In cell A11, let’s insert the formula =SUM(A1:A10):
Range("A11").Formula = "=SUM(A1:A10)"
Pretty easy, huh? Well, there are few things you should know before you consider yourself an expert. First, VBA doesn’t like double quotes inside of strings. It gets confused. To deal with this dilemma, you can use two double quotes (“”) or you can use the Chr function to create double quotes. Take this formula
It counts the number of occurrences of Bill in the range A1:A10. But there are double quotes in this formula, so we need the special handling mentioned above.

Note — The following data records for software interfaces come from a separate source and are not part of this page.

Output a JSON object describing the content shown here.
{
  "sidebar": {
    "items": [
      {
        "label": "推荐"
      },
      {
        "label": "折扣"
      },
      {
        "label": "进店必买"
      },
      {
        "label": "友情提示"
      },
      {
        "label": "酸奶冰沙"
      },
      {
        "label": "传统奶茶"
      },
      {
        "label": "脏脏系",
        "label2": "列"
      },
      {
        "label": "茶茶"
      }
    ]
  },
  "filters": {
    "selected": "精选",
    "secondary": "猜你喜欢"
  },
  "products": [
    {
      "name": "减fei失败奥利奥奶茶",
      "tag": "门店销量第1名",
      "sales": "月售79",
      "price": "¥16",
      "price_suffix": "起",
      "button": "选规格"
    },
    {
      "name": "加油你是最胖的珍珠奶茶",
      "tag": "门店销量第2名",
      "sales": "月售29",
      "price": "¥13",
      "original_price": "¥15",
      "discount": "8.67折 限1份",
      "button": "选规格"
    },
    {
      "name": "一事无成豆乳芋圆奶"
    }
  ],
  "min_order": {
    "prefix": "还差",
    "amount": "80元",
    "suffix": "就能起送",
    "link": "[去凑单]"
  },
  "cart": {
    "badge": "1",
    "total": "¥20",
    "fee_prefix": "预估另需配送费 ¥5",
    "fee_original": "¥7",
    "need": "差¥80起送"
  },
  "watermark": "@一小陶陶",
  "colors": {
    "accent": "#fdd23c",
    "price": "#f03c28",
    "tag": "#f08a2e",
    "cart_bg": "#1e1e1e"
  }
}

Range("A11").Formula = "=COUNTIF(A1:A10,""Bill"")"
Range("A11").Formula = "=COUNTIF(A1:A10," & Chr$(34) & "Bill" & Chr$(34) & ")"
Both do the same thing. Thirty-four is the ASCII code for double quotes. The first example is easier to read, in my opinion. Unfortunately, the second example is the way I learned, and old habits are hard to break. I’m working on it though.
While it may be easy to insert a worksheet formula into a cell when the cell references are known, you can run into problems when they must be relative. That is, when you want to insert a formula that sums the previous ten rows regardless of which cell you’re using. For that, the string we pass to Formula gets a little more complicated. I use the Offset property and the Address property to create the formulas.
.Formula = "=SUM(" & _
.Offset(-10, 0).Address(0, 0) & ":" & _
.Offset(-1, 0).Address(0, 0) & ")"
It looks complicated, but it’s not. The Offset property returns a cell a specified number of rows and/or columns away from the reference cell. The Address property returns, as a string, the address of the cell like “A1”. The two arguments for Address determine if dollar signs are used in the reference. Using Offset and Address, it doesn’t matter which cell you’re in, the formula will sum the 10 cells above.
Some people will tell you that you should write the formula in R1C1 notation. For me, Offset/Address is easier to understand. In the time it takes for me to decipher R1C1, I can write a formula like the above 100 times. But for the sake of completeness, it would look like this:
ActiveCell.Formula = "=SUM(R[-10]C:R[-1]C)"
Boy, that was easy, maybe I’ll have to buckle down and learn R1C1. Nah.